Hannibal has had a hard time of it ever since I can recollect, and I was "raised" there. First, it had me for a citizen, but I was too young then to really hurt the place. Next, Jimmy Finn, the town drunkard, reformed, and that broke up the only saloon in the village. But the temperance people liked it; they were willing enough to sacrifice public prosperity to public morality. And so they made much of Jimmy Finn - dressed him up in new clothes, and had him out to breakfast and to dinner, and so forth, and showed him off as a great living curiosity - a shining example of the power of temperance doctrines when earnestly and eloquently set forth. Which was all very well, you know, and sounded well, and looked well in print, but Jimmy Finn couldn't stand it. He got remorseful about the loss of his liberty; and then he got melancholy from thinking about it so much; and after that, he got drunk. He got awfully drunk in the chief citizen's house, and the next morning that house was as if the swine had tarried in it. That outraged the temperance people and delighted the opposite faction. The former rallied and reformed Jim once more, but in an evil hour temptation came upon him, and he sold his body to a doctor for a quart of whiskey, and that ended all his earthly troubles. He drank it all at one sitting, and his soul went to its long account and his body went to Dr. Grant. This was another blow to Hannibal. Jimmy Finn had always kept the town in a sweat about something or other, and now it nearly died from utter inanition.
After this, Joe Dudding, a reckless speculator, started a weekly stage to the town of Florida, thirty miles away, where a couple of families were living, and Hannibal revived very perceptibly under this wild new sensation.
But then the scarlet fever came, and the hives, and between them they came near hiving all the children in the camp. And so Hannibal took another back-set. But pretty soon a weekly newspaper was started, which bred a fierce spirit of enterprise in the neighboring farmers, because when they had any small potatoes left over that they couldn't sell, they didn't throw them away as they used to do, but they took them to the editor and traded them off for subscriptions to his paper. But finally the potato-rot got him, and Hannibal was floored again.
However, somebody started a pork-house, and the little village showed signs of life once more. And then came the measles and blighted it. It stayed blighted a good while, too.
After a while they got to talking about building a plank road to New London, ten miles away, and after another while, they built it. This made business. Then they got excited and built a gravel road to Paris, 30 or 40 miles. More business. They got into a perfect frenzy and talked of a railroad - an actual rail road - a railroad 200 miles long - a railroad from Hannibal to St. Joseph! And behold, in the fullness of time - in ten or fifteen years - they built it.
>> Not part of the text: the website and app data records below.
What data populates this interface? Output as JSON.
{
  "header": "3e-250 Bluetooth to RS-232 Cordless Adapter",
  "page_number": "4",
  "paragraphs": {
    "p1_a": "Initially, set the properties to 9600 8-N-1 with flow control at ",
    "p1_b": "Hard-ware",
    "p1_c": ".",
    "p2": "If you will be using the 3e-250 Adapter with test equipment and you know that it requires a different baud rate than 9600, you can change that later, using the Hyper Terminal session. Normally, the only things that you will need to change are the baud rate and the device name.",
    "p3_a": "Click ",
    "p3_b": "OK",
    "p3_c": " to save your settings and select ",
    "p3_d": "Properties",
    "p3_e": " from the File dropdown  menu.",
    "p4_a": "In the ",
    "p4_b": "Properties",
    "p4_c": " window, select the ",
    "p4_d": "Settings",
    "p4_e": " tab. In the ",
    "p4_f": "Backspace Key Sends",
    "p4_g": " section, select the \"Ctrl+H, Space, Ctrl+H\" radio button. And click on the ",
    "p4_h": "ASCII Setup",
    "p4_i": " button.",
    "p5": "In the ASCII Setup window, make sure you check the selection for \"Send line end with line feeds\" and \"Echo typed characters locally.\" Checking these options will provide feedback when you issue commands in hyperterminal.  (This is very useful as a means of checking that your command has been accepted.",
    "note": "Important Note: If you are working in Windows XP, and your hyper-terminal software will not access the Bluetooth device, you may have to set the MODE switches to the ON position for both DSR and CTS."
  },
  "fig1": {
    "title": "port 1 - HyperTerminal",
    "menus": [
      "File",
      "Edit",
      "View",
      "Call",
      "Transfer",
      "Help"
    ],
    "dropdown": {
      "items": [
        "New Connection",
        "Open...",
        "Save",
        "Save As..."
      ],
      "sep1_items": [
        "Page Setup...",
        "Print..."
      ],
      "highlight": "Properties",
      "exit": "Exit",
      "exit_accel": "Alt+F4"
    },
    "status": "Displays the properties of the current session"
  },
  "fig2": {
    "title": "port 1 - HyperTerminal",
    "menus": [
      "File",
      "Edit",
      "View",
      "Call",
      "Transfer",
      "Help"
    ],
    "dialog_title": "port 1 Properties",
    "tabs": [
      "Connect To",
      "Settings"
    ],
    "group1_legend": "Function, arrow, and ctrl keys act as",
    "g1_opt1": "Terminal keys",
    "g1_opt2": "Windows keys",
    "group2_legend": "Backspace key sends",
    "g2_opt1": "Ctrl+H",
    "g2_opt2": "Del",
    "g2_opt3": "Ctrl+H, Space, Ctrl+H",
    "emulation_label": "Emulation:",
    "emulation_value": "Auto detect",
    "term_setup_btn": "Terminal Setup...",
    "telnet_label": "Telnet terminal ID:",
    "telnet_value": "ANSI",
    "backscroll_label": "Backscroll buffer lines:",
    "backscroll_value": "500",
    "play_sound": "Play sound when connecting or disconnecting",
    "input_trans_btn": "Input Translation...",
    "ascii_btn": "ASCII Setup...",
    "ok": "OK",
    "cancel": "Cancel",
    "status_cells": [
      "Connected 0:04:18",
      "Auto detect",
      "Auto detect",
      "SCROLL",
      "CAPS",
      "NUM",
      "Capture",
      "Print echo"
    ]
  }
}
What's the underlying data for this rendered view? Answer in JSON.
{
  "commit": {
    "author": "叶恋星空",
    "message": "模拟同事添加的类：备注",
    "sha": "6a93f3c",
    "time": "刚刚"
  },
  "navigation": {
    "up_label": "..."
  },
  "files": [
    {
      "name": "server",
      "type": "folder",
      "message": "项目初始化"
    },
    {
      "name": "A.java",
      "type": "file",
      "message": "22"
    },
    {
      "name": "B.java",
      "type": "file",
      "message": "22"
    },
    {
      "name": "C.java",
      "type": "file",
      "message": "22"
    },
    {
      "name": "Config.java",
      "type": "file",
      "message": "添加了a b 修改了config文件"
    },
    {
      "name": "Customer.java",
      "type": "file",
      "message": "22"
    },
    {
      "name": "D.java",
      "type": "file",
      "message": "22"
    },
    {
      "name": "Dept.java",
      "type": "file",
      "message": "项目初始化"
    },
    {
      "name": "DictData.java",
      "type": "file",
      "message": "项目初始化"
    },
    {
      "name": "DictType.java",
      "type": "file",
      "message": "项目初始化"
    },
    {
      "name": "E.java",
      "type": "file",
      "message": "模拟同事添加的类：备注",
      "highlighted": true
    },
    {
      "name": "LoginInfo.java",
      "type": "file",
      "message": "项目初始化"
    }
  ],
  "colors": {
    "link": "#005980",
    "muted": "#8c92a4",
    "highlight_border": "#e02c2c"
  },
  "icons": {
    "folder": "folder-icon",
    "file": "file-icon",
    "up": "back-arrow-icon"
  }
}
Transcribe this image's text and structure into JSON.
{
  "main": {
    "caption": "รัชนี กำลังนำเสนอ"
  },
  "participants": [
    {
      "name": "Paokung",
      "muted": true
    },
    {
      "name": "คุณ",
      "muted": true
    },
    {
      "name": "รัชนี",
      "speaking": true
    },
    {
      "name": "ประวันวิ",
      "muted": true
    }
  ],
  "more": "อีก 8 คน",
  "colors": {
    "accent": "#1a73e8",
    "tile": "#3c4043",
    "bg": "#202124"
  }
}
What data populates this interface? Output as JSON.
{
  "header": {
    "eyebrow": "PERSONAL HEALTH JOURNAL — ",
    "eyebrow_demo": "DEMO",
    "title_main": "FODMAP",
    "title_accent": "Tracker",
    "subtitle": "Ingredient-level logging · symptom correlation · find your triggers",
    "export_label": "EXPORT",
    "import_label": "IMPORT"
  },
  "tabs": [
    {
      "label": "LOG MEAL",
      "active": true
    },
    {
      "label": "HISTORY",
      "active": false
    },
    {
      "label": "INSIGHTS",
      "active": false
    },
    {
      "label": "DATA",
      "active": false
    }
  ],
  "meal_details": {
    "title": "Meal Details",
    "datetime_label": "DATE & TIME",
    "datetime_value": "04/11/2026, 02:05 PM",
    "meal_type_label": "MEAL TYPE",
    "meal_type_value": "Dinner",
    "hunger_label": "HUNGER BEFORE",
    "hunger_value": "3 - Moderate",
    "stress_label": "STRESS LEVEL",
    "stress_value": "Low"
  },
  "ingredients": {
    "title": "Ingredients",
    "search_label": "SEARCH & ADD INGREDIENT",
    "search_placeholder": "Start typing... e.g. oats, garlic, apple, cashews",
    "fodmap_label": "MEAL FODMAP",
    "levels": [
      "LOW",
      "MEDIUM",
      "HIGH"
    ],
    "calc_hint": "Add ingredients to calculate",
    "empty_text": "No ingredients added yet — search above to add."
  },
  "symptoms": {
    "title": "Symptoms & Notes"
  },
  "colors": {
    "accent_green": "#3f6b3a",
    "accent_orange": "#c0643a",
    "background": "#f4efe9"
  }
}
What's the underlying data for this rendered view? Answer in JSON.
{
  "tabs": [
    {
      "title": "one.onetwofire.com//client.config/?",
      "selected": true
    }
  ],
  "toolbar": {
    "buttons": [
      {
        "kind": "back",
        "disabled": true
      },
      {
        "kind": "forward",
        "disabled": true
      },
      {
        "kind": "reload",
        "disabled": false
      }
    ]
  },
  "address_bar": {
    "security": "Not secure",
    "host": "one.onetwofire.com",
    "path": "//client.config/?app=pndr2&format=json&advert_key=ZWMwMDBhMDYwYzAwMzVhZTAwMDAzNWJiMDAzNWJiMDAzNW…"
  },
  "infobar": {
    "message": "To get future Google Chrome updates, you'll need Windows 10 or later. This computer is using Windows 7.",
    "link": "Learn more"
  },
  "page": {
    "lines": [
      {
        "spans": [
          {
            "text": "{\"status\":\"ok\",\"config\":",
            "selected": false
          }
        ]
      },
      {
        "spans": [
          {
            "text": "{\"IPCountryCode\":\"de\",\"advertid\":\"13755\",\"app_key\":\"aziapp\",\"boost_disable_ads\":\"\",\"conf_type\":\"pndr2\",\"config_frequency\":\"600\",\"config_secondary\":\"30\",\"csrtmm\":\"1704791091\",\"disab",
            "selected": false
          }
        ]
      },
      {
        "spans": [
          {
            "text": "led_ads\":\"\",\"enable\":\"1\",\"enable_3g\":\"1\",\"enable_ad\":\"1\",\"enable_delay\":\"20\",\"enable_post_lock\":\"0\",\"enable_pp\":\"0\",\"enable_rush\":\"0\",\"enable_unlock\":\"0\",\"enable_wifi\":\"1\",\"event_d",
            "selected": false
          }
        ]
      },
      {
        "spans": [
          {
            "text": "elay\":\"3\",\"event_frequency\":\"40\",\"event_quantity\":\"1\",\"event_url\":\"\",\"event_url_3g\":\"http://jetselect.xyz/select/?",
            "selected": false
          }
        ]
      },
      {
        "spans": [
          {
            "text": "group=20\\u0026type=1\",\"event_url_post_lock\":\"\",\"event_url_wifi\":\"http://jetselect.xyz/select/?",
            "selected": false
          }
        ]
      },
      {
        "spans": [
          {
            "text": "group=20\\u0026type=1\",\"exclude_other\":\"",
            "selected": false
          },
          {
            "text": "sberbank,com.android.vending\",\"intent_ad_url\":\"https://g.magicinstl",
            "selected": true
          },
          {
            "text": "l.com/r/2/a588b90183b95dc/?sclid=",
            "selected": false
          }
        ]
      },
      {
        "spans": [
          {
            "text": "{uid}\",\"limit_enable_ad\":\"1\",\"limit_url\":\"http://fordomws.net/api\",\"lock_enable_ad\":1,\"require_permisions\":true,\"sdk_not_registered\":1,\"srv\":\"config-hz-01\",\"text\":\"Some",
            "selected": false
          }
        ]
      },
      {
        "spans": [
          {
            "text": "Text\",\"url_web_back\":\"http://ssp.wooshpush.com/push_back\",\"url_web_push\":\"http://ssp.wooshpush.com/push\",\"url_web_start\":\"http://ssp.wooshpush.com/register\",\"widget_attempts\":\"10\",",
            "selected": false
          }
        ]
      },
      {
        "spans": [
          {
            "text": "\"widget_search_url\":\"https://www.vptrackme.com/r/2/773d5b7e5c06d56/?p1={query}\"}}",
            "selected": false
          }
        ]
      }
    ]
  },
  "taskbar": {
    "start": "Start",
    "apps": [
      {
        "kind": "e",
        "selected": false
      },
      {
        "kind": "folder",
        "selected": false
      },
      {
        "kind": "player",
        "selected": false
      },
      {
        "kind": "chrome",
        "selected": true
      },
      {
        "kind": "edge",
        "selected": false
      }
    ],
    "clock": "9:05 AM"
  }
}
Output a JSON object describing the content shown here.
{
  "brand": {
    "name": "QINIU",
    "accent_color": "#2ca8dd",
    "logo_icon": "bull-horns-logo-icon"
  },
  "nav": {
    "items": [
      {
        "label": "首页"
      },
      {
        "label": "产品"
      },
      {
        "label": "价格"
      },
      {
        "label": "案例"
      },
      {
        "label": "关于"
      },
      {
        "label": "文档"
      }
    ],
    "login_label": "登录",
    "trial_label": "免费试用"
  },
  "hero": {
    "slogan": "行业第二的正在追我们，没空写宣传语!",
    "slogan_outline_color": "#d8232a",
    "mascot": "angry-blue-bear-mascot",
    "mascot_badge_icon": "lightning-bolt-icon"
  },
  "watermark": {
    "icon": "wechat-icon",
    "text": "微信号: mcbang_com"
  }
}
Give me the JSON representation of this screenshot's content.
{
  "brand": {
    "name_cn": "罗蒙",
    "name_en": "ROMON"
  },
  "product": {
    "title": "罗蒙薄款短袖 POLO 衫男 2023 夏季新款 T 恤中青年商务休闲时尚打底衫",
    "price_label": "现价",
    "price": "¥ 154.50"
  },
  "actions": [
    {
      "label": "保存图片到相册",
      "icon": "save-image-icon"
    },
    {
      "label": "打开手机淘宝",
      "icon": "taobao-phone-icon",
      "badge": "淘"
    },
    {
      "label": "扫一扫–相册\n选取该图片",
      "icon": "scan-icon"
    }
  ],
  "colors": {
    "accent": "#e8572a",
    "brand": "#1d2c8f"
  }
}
A sure enough prosperity burst upon the community, now. Property went up. It was noted as a significant fact that instead of selling town-lots by the acre people began to sell them by the front foot. Hannibal grew fast - doubled its population in two years, started a daily paper or two, and came to be called a city - sent for a fire engine and had her out, bedecked with ribbons, on Fourth of July, but the engine-house burned down one night and destroyed her, which cast a gloom over the whole community. And they started militia companies, and Sons of Temperance and Cadets of Temperance. Hannibal always had a weakness for the Temperance cause. I joined the Cadets myself, although they didn't allow a boy to smoke, or drink or swear, but I thought I never could be truly happy till I wore one of those stunning red scarfs and walked in procession when a distinguished citizen died. I stood it four months, but never an infernal distinguished citizen died during the whole time; and when they finally pronounced old Dr. Norton convalescent (a man I had been depending on for seven or eight weeks,) I just drew out. I drew out in disgust, and pretty much all the distinguished citizens in the camp died within the next three weeks.
Well, Hannibal's prosperity seemed to be of a permanent nature, but St. Louis built the North Missouri Railroad and hurt her, and Quincy tapped the Hannibal and St. Joe in one or two places, which hurt her still worse, and then the war came, and the closing years of it almost finished her.
Now they are trying to build a branch railroad to some place in the interior they call Moberly, at a cost of half a million, and if that fails some of the citizens will move. They only talk Moberly now. The church members still talk about religion, but they mix up a good deal of Moberly in it. The young ladies talk fashion and Moberly, and the old ones talk of charity and temperance, piety, the grave, and Moberly. Hannibal will get Moberly, and it will save her. It will bring back the old prosperity. But won't they have to build another road to protect the Moberly? and another and another to protect each enterprise of the kind? A railroad is like a lie - you have to keep building to it to make it stand. A railroad is a ravenous destroyer of towns, unless those towns are put at the end of it and a sea beyond, so that you can't go further and find another terminus. And it is shaky trusting them, even then, for there is no telling what may be done with trestle-work. Which reminds me of ...